### [WHAT THIS TASK INVOLVES]
Within the entries below, find each line containing the word "call" and copy it.

^^^^^^^^

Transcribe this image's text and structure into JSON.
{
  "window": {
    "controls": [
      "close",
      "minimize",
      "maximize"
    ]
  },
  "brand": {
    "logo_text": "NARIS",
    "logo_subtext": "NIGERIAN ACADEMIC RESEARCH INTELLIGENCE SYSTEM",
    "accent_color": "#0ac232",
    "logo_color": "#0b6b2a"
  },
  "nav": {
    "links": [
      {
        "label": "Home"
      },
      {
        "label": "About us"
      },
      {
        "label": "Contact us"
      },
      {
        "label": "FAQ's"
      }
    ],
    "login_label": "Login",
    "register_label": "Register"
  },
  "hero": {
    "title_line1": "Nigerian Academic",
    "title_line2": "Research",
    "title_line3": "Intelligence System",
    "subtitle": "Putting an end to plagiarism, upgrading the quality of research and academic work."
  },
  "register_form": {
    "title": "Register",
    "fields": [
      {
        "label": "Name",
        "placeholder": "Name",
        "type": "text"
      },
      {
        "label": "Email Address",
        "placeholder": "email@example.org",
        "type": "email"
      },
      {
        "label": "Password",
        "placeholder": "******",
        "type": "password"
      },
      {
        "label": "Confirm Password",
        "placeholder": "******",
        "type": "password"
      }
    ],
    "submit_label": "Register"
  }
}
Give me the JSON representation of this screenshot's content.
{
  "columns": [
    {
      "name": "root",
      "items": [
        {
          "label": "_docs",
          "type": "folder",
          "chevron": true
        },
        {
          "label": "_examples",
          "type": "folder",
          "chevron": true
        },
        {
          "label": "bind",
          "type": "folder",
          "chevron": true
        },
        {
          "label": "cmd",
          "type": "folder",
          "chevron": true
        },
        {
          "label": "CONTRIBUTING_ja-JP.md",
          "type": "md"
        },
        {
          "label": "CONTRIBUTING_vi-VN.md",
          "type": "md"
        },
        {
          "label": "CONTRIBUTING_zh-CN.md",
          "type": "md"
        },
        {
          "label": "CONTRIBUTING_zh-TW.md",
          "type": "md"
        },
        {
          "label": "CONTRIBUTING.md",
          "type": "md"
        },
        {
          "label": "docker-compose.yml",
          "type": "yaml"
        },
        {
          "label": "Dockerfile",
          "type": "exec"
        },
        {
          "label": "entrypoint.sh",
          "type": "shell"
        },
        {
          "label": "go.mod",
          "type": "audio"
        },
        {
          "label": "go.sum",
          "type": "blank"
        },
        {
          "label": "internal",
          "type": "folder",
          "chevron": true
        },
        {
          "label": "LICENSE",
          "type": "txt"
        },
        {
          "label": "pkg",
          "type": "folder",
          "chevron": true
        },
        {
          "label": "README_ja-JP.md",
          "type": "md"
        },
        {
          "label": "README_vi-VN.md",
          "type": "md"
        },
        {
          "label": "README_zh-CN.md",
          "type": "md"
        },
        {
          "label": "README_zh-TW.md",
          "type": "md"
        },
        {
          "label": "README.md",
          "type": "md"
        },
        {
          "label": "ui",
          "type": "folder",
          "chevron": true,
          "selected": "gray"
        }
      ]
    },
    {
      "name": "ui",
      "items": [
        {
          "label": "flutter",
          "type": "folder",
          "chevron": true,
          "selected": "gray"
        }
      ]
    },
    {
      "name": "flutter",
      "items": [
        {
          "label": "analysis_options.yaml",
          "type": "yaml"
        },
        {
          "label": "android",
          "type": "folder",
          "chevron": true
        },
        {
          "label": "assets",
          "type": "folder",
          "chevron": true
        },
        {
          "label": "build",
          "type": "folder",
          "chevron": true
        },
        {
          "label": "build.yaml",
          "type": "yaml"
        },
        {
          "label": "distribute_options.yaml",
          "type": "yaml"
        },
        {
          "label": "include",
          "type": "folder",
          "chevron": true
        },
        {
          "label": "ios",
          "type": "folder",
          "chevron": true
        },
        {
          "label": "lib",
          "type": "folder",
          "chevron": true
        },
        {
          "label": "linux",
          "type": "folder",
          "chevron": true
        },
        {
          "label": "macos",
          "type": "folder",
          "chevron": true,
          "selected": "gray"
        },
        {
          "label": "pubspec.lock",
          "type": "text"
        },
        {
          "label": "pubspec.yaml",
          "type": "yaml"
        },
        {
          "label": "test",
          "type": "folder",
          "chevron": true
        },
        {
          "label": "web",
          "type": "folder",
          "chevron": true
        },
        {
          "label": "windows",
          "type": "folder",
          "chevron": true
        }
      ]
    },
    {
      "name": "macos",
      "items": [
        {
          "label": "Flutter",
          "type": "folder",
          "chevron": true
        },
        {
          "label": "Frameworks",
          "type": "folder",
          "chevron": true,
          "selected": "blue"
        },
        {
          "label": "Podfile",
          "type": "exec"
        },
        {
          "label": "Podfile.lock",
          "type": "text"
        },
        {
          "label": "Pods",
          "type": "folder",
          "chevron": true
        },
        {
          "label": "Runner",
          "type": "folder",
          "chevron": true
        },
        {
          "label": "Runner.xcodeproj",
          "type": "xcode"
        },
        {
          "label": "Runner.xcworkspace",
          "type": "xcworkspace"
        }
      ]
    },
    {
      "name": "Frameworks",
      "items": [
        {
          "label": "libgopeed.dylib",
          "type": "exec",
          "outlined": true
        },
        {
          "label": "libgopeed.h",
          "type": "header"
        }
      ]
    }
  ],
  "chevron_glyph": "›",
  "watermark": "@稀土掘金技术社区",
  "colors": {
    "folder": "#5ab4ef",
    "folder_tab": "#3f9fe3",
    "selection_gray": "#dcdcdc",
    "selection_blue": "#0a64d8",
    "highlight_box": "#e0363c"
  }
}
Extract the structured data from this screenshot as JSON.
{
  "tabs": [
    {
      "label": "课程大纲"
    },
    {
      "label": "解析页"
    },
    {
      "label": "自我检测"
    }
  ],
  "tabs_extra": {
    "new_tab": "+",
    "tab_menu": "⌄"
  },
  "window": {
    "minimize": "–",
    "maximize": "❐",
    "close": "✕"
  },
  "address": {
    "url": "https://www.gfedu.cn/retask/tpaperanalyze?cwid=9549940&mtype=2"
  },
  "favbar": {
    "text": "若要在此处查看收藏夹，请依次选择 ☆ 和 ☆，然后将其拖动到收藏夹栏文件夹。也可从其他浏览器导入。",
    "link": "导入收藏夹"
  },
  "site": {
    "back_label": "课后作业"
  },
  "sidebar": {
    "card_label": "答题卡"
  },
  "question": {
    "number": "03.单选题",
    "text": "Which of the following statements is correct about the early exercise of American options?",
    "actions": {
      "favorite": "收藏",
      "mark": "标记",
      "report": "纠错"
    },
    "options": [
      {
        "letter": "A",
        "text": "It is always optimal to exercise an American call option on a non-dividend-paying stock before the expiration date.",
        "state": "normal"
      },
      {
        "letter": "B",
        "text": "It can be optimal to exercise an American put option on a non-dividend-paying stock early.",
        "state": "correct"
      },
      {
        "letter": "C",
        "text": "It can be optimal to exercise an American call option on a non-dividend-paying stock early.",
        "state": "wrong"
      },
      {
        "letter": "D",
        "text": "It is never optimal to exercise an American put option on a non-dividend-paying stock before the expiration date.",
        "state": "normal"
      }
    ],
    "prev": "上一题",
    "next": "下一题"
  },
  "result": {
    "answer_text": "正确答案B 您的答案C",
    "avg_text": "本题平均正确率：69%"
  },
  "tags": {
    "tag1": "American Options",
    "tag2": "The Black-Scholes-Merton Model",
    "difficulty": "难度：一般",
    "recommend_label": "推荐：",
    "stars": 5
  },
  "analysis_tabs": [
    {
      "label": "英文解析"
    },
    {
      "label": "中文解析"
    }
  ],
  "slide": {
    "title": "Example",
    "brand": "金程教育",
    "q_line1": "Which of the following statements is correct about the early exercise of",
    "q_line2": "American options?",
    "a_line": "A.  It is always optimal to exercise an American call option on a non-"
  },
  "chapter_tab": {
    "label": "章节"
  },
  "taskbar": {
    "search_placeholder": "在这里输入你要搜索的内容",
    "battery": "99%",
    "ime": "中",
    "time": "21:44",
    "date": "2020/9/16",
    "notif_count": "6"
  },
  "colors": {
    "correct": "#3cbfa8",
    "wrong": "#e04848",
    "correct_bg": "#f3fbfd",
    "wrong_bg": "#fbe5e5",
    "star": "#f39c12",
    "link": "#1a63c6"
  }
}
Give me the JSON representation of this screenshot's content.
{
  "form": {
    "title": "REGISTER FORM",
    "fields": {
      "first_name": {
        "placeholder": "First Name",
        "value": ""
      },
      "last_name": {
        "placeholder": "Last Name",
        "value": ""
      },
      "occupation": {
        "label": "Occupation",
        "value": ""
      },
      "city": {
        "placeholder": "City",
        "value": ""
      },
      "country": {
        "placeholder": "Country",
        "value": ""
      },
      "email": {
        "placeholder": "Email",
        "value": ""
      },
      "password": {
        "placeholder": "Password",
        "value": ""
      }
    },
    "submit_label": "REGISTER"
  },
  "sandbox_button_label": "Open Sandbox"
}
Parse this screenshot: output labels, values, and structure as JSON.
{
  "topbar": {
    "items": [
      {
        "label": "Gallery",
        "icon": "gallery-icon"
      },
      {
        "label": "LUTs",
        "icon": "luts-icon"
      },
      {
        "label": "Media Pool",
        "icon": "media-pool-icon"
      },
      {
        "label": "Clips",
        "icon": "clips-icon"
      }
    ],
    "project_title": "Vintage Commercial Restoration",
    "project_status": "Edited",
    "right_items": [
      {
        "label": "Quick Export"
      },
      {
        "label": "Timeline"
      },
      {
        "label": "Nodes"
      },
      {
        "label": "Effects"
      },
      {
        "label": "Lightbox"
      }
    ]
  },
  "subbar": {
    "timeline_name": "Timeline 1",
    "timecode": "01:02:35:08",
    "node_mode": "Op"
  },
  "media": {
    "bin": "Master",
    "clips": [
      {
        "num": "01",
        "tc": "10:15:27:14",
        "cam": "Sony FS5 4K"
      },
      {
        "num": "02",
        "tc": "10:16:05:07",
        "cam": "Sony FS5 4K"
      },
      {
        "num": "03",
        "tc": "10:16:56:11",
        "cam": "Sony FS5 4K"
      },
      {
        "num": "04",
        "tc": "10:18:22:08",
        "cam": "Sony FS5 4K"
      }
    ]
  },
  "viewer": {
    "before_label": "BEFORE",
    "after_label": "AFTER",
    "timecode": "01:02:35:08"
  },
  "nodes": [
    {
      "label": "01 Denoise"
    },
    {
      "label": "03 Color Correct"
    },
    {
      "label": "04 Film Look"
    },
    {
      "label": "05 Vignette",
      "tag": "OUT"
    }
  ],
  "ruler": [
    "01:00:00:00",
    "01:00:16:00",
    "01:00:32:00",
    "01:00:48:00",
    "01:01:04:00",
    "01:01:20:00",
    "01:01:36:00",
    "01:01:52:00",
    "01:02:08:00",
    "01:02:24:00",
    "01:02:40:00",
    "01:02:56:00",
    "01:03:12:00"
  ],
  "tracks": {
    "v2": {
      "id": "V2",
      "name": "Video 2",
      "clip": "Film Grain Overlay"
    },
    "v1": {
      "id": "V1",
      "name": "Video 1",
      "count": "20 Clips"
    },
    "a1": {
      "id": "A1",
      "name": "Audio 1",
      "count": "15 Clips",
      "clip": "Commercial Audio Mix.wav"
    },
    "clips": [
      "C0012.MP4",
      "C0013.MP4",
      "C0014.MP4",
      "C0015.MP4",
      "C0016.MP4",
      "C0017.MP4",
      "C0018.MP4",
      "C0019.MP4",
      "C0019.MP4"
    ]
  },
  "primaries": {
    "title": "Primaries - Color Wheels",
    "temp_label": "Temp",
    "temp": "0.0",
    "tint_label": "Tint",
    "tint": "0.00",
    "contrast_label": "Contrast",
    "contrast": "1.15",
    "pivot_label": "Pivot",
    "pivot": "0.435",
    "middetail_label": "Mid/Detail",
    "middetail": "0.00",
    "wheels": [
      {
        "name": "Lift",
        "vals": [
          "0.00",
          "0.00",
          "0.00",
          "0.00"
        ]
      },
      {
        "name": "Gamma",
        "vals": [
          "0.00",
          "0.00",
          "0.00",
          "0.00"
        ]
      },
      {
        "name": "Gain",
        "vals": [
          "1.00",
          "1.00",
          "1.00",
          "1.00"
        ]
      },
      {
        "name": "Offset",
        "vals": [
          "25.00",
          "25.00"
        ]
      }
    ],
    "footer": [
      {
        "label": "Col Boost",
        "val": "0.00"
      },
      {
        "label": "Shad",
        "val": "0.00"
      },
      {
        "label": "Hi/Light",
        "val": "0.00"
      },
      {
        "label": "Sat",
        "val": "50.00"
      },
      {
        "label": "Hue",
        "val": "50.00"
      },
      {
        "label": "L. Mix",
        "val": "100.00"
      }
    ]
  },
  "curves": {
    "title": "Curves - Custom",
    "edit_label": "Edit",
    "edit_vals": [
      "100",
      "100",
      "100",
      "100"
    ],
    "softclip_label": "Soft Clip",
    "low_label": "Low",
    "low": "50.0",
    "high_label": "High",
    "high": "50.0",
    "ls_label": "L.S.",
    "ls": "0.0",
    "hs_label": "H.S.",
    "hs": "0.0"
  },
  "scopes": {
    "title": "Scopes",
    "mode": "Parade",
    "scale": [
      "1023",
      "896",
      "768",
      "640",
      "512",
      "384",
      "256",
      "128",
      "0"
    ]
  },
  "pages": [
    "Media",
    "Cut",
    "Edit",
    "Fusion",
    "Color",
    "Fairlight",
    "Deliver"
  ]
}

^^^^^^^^

### [TASK OUTPUT]
        "text": "It is always optimal to exercise an American call option on a non-dividend-paying stock before the expiration date.",
        "text": "It can be optimal to exercise an American call option on a non-dividend-paying stock early.",
    "a_line": "A.  It is always optimal to exercise an American call option on a non-"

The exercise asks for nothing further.